Buddhist lineage and colonial diplomacy in the early modern Indian Ocean

My dissertation project, Monks, Ministers, and Virtuous Kings: Buddhist Lineage Transmission in Dutch Colonial Southern Asia, examines a mid–18th–century transmission of Buddhist ordination between Siam and the island of Laṅkā. The monks, religious texts, and sacred objects which crisscrossed the Bay of Bengal from 1740–1761 were carried by agents of the Dutch East India Company (VOC). I consider how this and similar moments of Buddhist lineage transmission became sources of religious and political power for each of these stakeholders and more.

The dissertation will show that both in its own time, as well as in the hands of late–19th and early 20th–century popular Buddhist historians, knowledge about these multilocal exchanges of Buddhist ordination and the politically expedient patronage of religious lineage participated/–s in ongoing negotiations about power, representation, and religious statecraft across Southern Asia.

Gender, Buddhism, and bhikkhunī ordination

My 2016 master’s thesis at the University of Colorado Boulder, Global Networks, Local Aspirations: Gender, Lineage, and Localization in Sri Lanka’s Bhikkhunī Ordination Dispute, examined contemporary mobilizations to revive the higher-ordination for women Buddhist monastics in Sri Lanka (“nuns” known as bhikkhunīs). The research uncovered some of the emerging, gendered contexts in which these high profile international and local debates about Buddhism and gendered piety become operable, even exploited and appropriated, for nationalist and xenophobic purposes. The thesis was adapted into my first peer–reviewed journal article, published in Buddhist Studies Review in 2019.

Other projects

I have secondary research interests in the Buddhist–inflected categorization of knowledge and practice surrounding (1) what constitutes suitability for monastic ordination, and (2) various kinds of participation in moral life.

I am especially fascinated by how these contexts intersect with what we might now refer to categories of gender, (dis)ability, (in)humanity, physical sex characteristics, and sexual desire where they feature in Buddhist texts and social institutions.

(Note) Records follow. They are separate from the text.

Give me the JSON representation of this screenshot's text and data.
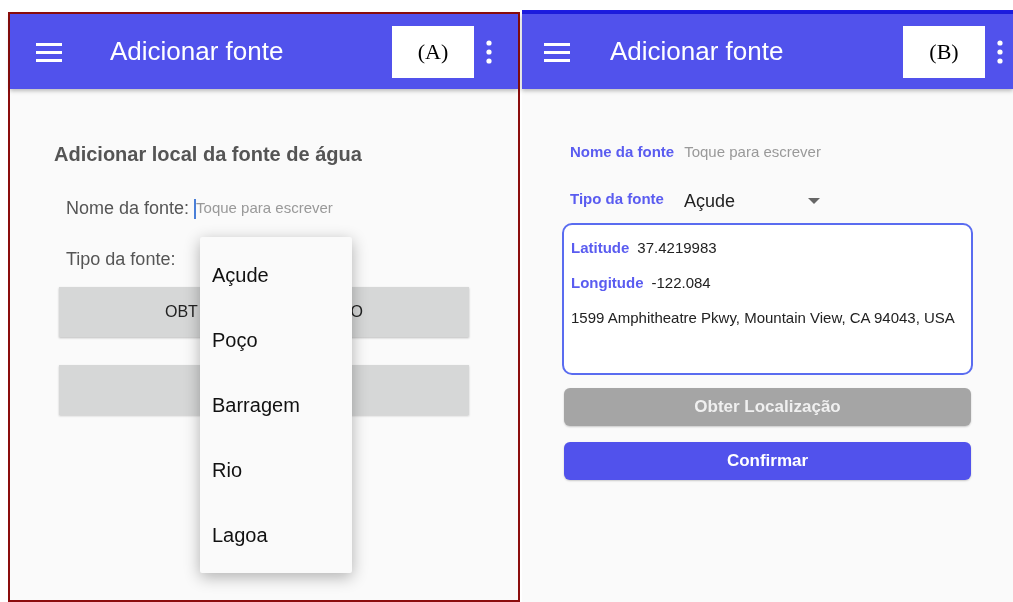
{
  "screen_a": {
    "figure_label": "(A)",
    "app_bar": {
      "title": "Adicionar fonte"
    },
    "heading": "Adicionar local da fonte de água",
    "name_field": {
      "label": "Nome da fonte:",
      "placeholder": "Toque para escrever"
    },
    "type_field": {
      "label": "Tipo da fonte:"
    },
    "location_button": {
      "label_left": "OBT",
      "label_right": "O"
    },
    "dropdown_menu": {
      "items": [
        {
          "label": "Açude"
        },
        {
          "label": "Poço"
        },
        {
          "label": "Barragem"
        },
        {
          "label": "Rio"
        },
        {
          "label": "Lagoa"
        }
      ]
    }
  },
  "screen_b": {
    "figure_label": "(B)",
    "app_bar": {
      "title": "Adicionar fonte"
    },
    "name_field": {
      "label": "Nome da fonte",
      "placeholder": "Toque para escrever"
    },
    "type_field": {
      "label": "Tipo da fonte",
      "value": "Açude"
    },
    "location_box": {
      "latitude_label": "Latitude",
      "latitude": "37.4219983",
      "longitude_label": "Longitude",
      "longitude": "-122.084",
      "address": "1599 Amphitheatre Pkwy, Mountain View, CA 94043, USA"
    },
    "buttons": [
      {
        "label": "Obter Localização",
        "disabled": true
      },
      {
        "label": "Confirmar",
        "disabled": false
      }
    ]
  }
}
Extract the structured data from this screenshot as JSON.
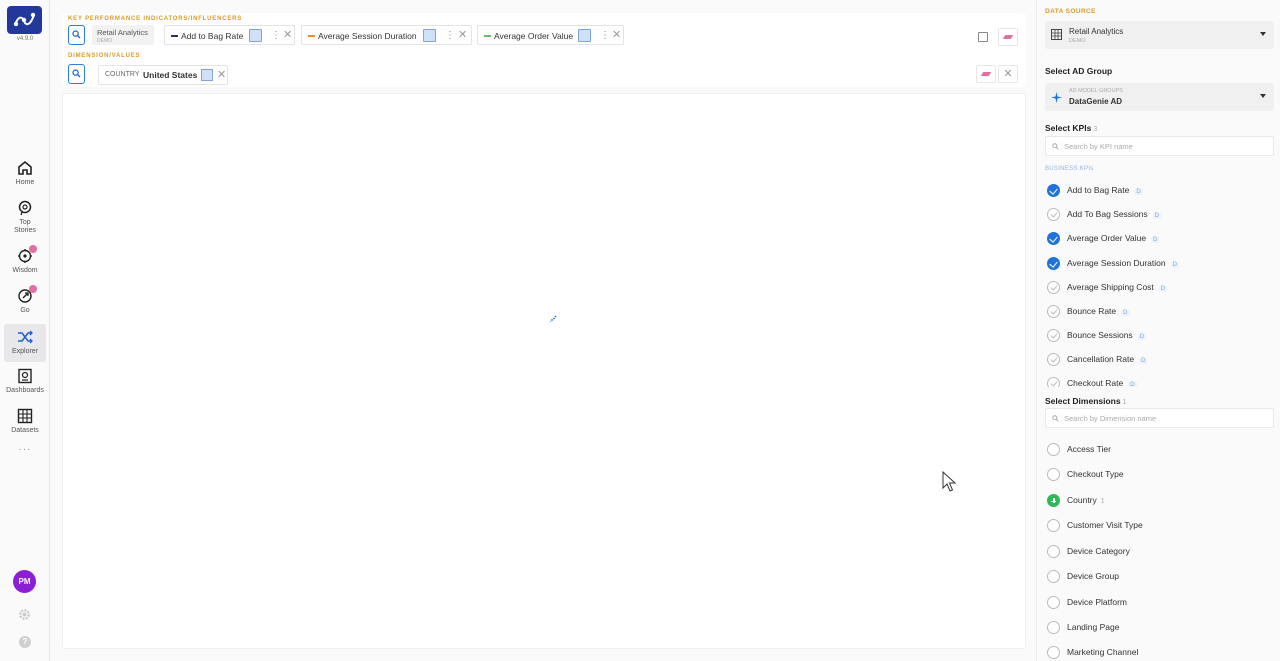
{
  "app": {
    "version": "v4.9.0"
  },
  "nav": {
    "items": [
      {
        "label": "Home",
        "icon": "home-icon"
      },
      {
        "label": "Top\nStories",
        "icon": "top-stories-icon"
      },
      {
        "label": "Wisdom",
        "icon": "wisdom-icon"
      },
      {
        "label": "Go",
        "icon": "go-icon"
      },
      {
        "label": "Explorer",
        "icon": "explorer-icon",
        "active": true
      },
      {
        "label": "Dashboards",
        "icon": "dashboards-icon"
      },
      {
        "label": "Datasets",
        "icon": "datasets-icon"
      }
    ],
    "more": "···",
    "avatar_initials": "PM",
    "help": "?"
  },
  "filters": {
    "kpi_section_title": "KEY PERFORMANCE INDICATORS/INFLUENCERS",
    "dimension_section_title": "DIMENSION/VALUES",
    "datasource_chip": {
      "name": "Retail Analytics",
      "tag": "DEMO"
    },
    "kpis": [
      {
        "label": "Add to Bag Rate",
        "color": "#2a3350"
      },
      {
        "label": "Average Session Duration",
        "color": "#e8902a"
      },
      {
        "label": "Average Order Value",
        "color": "#6dbb6a"
      }
    ],
    "dimension_chip": {
      "key": "COUNTRY",
      "value": "United States"
    }
  },
  "panel": {
    "data_source_title": "DATA SOURCE",
    "data_source": {
      "name": "Retail Analytics",
      "tag": "DEMO"
    },
    "ad_group_label": "Select AD Group",
    "ad_group": {
      "category": "AD MODEL GROUPS",
      "name": "DataGenie AD"
    },
    "kpis_label": "Select KPIs",
    "kpis_count": "3",
    "kpi_search_placeholder": "Search by KPI name",
    "business_kpis_label": "BUSINESS KPIs",
    "kpi_list": [
      {
        "name": "Add to Bag Rate",
        "tag": "D",
        "checked": true
      },
      {
        "name": "Add To Bag Sessions",
        "tag": "D",
        "checked": false
      },
      {
        "name": "Average Order Value",
        "tag": "D",
        "checked": true
      },
      {
        "name": "Average Session Duration",
        "tag": "D",
        "checked": true
      },
      {
        "name": "Average Shipping Cost",
        "tag": "D",
        "checked": false
      },
      {
        "name": "Bounce Rate",
        "tag": "D",
        "checked": false
      },
      {
        "name": "Bounce Sessions",
        "tag": "D",
        "checked": false
      },
      {
        "name": "Cancellation Rate",
        "tag": "D",
        "checked": false
      },
      {
        "name": "Checkout Rate",
        "tag": "D",
        "checked": false
      }
    ],
    "dimensions_label": "Select Dimensions",
    "dimensions_count": "1",
    "dimension_search_placeholder": "Search by Dimension name",
    "dimension_list": [
      {
        "name": "Access Tier",
        "count": ""
      },
      {
        "name": "Checkout Type",
        "count": ""
      },
      {
        "name": "Country",
        "count": "1",
        "selected": true
      },
      {
        "name": "Customer Visit Type",
        "count": ""
      },
      {
        "name": "Device Category",
        "count": ""
      },
      {
        "name": "Device Group",
        "count": ""
      },
      {
        "name": "Device Platform",
        "count": ""
      },
      {
        "name": "Landing Page",
        "count": ""
      },
      {
        "name": "Marketing Channel",
        "count": ""
      }
    ]
  }
}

Additional future research ambitions might consider women’s patronage of monastic and educational institutions in early modern Laṅkā, as well as the formation and maintenance of South and Southeast Asian religious archives.